Coming out of high school, Jordan Ta‘amu didn’t attract a big crowd.
As of this week, Ta‘amu has five football scholarship offers after a banner sophomore season at New Mexico Military Institute.
Mississippi and Minnesota have offered a football scholarships to Ta‘amu, who ranked No. 1 in the nation among junior-college quarterbacks by GridironRR. Two weeks ago, he was named Southwest Junior College Conference player of the year. He racked up a combined 3,190 yards and 38 touchdowns of total offense this season.
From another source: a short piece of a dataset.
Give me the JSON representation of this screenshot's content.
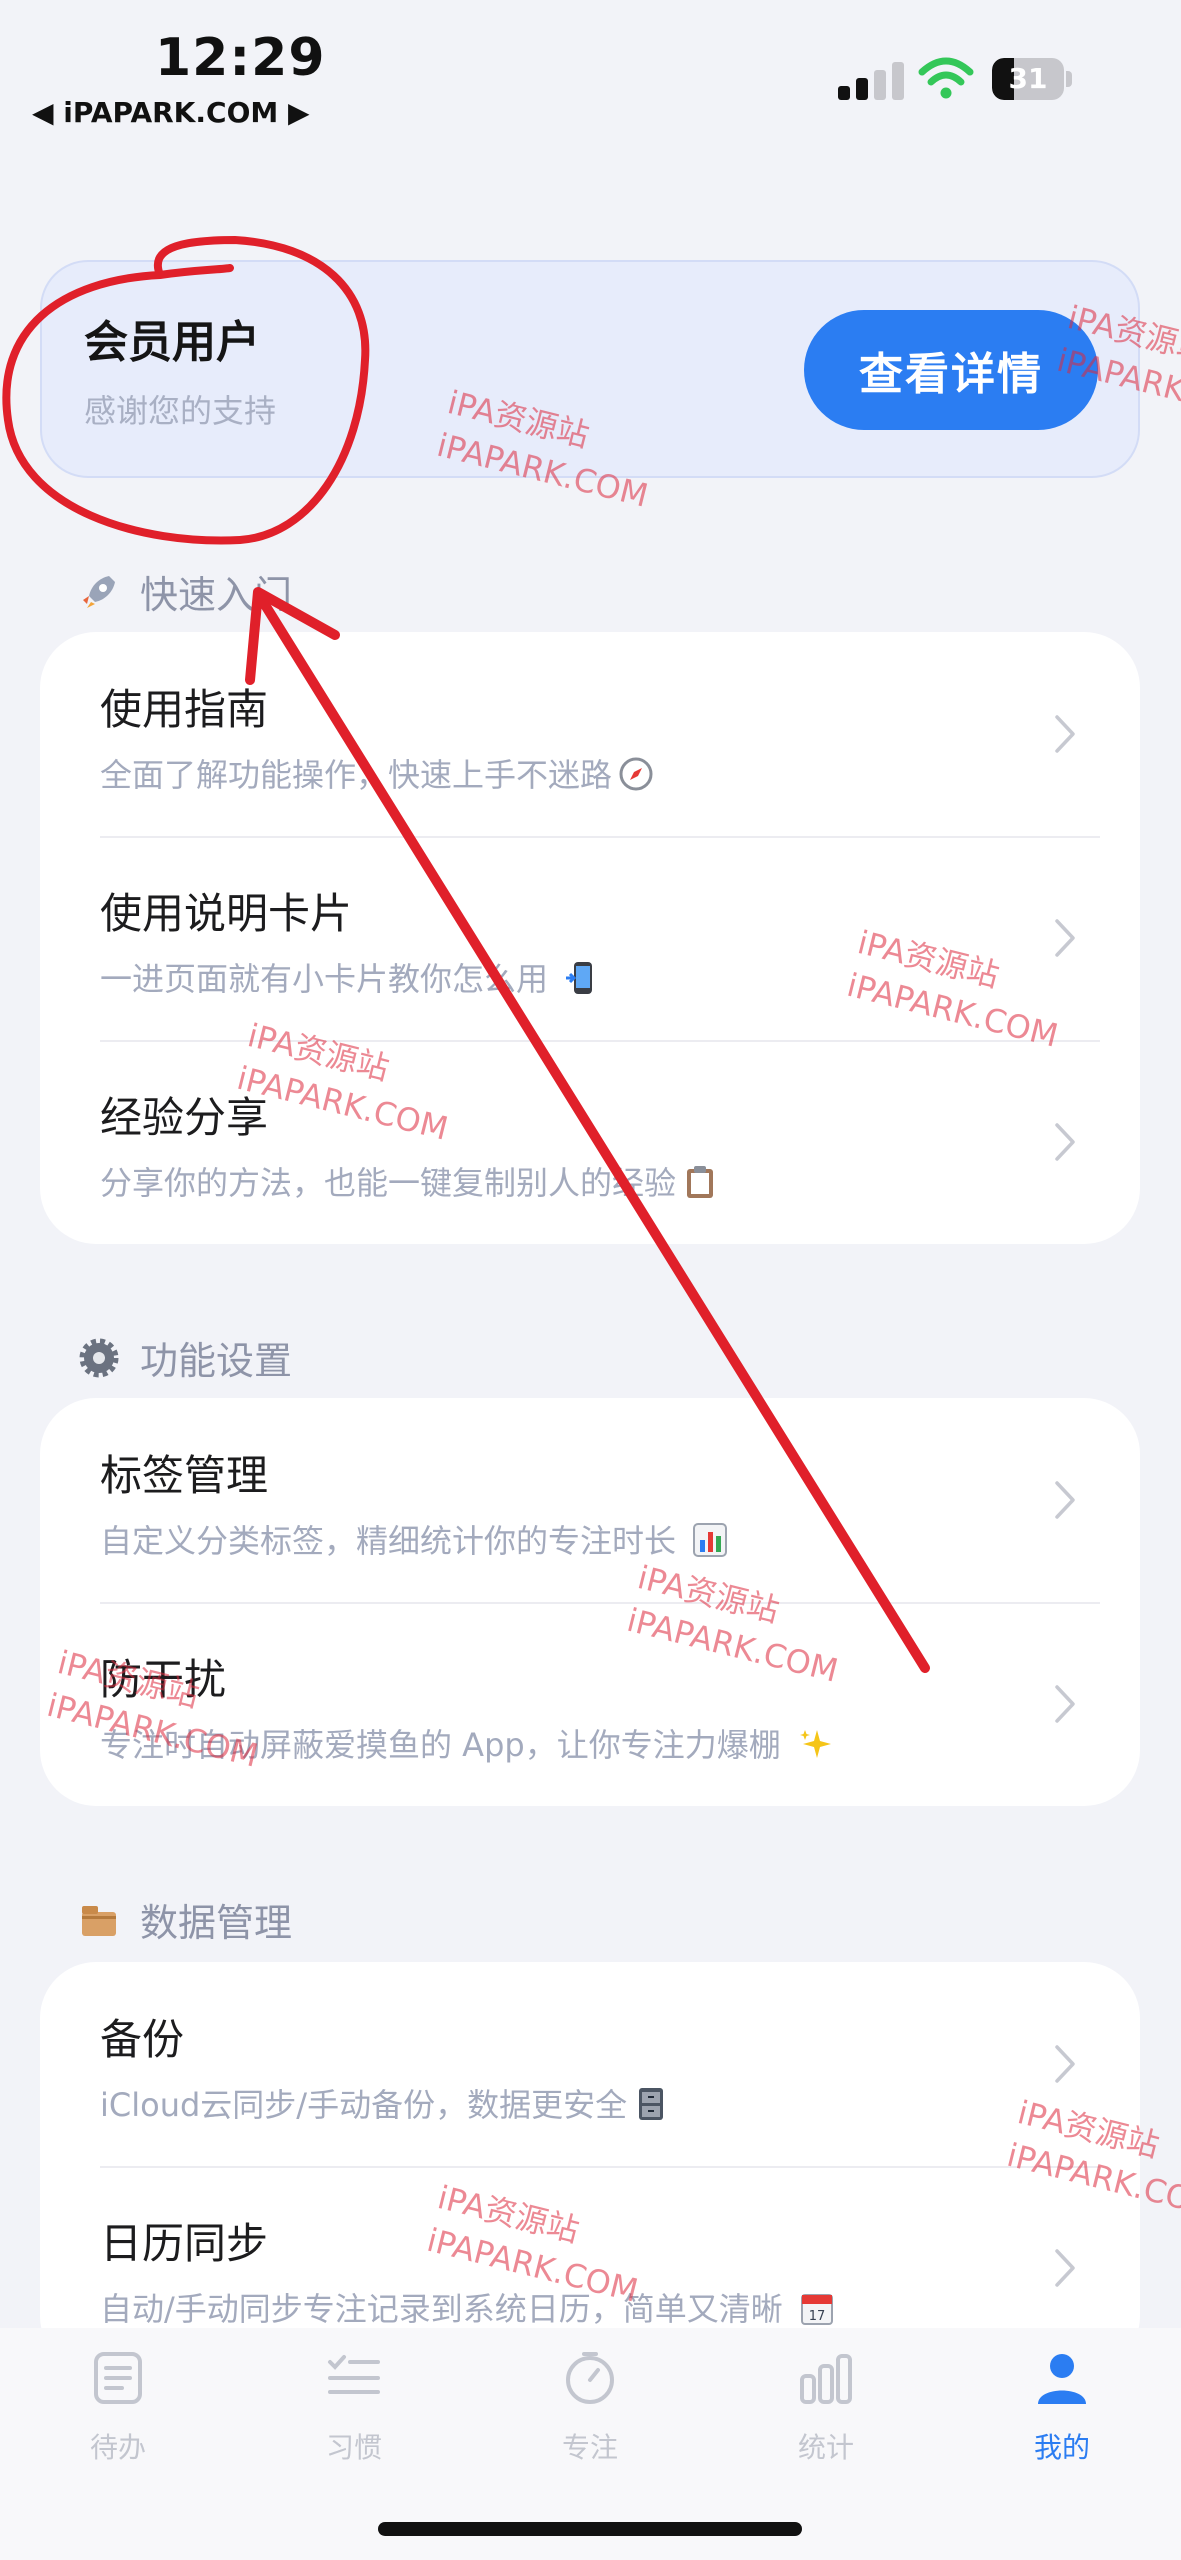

The smooth delivery and concise footwork of the then 6-foot-1 Pearl City quarterback were seen mostly by Division II coaches and players, and Ta‘amu moved on to New Mexico Military Institute. The move has paid dividends. D-I offers have been coming in.
New Mexico was the first to offer back in November, and then Eastern Kentucky and Southern Miss. Last week, a Minnesota coach and Ole Miss coach visited Ta‘amu on the same day.
“They both offered,” he said. “I’m super excited about everything.”
He was a key to Pearl City’s D-II football run while playing for Coach Robin Kami. Ta‘amu passed for 1,749 yards and 27 touchdowns with just five interceptions as a senior. He also ran for 420 yards and three more TDs. The Chargers reached the D-II state tournament in 2013 and ’14 with Ta‘amu at QB.
“Out of high school, I had D-II (college) offers, but i didn’t want to take that chance because I knew I was a D-I player,” said Taamu, who was selected MVP of the 2014 Life Champion Bowl all-star game. “I was committed to Pima (College) because their coach was a coach at the all-star game at Hilo. At Pima, I would’ve had to pay for my own housing. UH wanted me to walk on, but I wasn’t financially ready for that either. New Mexico Institute said they’d discipline me and get me ready for the next step. All I had to pay for was the books and meals.”
Ta‘amu is now 6-3 and 200 pounds with 4.7 time in the 40-yard dash. He’ll have to make some quick time with the next big decision of his life. The programs recruiting him want him on campus by January.
“I have a short period of time to choose a school. I have to decide by next week already. I think for me it’s about playing time, and at all these schools I’ll have an opportunity to play. They said they wouldn’t recruit me to compete for the position. That’s how the game is, you have to earn your starting job. No matter what, at all the schools, you have to compete,” Ta“amu said.
In two short years, he’s gone from a D-II high school program to possibly playing in the Big Ten or SEC. His advice to other Hawaii student-athletes is simple.
“If you don’t get any D-I offers, just keep working hard,” he said.
Kami is arguably Ta‘amu’s biggest fan, along with former PIAA executive director Doris Sullivan.
“He’s supposed to visit Minnesota on Dec. 10,” Kami said. “But I don’t know if he’s going.”
Ta‘amu was an NCAA qualifier at Pearl City, Kami noted.
“With good parents supporting, his family and friends supporting him, and the school he went to has been a great influence. He had to buckle down and they did a good job,” Kami added.
The longtime Pearl City coach has seen more and more Hawaii athletes sticking it out at the next level, regardless of difficult challenges.
“Nothing wrong with the JC route,” Kami said. “California JCs don’t give athletic scholarships, but in Nevada, Texas, New Mexico and other states, they do.”